Archaeologists have uncovered an ancient Egyptian city and graveyard dating back to around 5300 BC, the antiquities ministry said on Wednesday.
The city and cemetery — likely home to senior functionaries and grave builders — was discovered about 400 metres (1300 feet) from the Temple of Seti I in the ancient city of Abydos in southern Egypt, said antiquities minister Mahmoud Afifi.
It is believed to date back to 5316 BC.
Excavators found huts, pottery and stone instruments, Afifi said.
They also discovered 15 large graves — some of them even larger than royal graves in Abydos — suggesting they housed the bodies of important figures.
“This discovery can shed light on a lot of information on the history of Abydos,” a ministry statement quoted Afifi as saying.
The city of Abydos, founded by predynastic rulers, is famed for its temples such as that of Seti I and its graves.

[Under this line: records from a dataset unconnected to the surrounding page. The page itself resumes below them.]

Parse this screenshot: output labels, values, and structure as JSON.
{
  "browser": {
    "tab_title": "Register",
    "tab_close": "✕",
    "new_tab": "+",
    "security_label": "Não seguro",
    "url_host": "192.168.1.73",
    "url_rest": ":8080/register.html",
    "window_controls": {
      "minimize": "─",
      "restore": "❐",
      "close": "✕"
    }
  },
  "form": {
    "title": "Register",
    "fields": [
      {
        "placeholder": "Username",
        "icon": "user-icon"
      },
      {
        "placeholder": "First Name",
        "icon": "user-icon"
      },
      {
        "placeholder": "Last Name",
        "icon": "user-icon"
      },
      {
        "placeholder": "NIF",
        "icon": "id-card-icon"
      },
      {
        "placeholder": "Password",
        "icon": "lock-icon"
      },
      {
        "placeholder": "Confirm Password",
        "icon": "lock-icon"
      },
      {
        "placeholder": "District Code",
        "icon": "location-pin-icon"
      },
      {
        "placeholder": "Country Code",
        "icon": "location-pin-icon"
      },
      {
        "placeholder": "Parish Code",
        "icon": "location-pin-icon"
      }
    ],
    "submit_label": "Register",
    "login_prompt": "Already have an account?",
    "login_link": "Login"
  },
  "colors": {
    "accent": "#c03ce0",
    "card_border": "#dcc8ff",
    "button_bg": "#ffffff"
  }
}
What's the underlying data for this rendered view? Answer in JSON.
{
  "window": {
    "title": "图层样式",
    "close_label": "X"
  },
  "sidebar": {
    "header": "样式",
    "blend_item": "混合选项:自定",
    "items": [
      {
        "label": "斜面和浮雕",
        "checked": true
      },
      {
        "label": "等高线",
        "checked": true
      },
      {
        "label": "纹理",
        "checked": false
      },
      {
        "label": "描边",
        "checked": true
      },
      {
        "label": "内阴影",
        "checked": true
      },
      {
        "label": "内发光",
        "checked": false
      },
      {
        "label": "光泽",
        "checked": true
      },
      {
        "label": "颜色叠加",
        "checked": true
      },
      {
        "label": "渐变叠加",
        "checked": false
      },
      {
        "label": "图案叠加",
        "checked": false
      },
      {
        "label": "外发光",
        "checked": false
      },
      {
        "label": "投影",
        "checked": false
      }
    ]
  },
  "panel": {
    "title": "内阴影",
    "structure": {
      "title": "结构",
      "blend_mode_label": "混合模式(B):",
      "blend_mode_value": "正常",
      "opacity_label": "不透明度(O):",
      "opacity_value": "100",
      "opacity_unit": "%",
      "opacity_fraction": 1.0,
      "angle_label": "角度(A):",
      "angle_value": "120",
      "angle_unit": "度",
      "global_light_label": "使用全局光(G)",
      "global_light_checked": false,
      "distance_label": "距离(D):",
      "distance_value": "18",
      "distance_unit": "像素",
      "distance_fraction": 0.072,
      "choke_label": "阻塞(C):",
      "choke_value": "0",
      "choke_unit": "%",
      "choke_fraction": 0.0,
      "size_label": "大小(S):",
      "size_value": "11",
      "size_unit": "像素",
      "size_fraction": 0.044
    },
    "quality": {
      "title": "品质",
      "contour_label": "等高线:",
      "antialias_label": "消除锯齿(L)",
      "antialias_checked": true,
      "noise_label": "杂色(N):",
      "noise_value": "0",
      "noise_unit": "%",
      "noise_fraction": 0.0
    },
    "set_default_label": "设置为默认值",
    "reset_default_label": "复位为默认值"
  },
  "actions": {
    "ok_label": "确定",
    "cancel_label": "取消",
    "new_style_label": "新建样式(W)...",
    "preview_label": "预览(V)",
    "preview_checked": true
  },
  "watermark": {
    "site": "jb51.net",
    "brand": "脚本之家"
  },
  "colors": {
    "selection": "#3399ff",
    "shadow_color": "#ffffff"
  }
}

Egypt is rich with ancient sites built by the pharaohs, but years of unrest and jihadist attacks have driven away many tourists.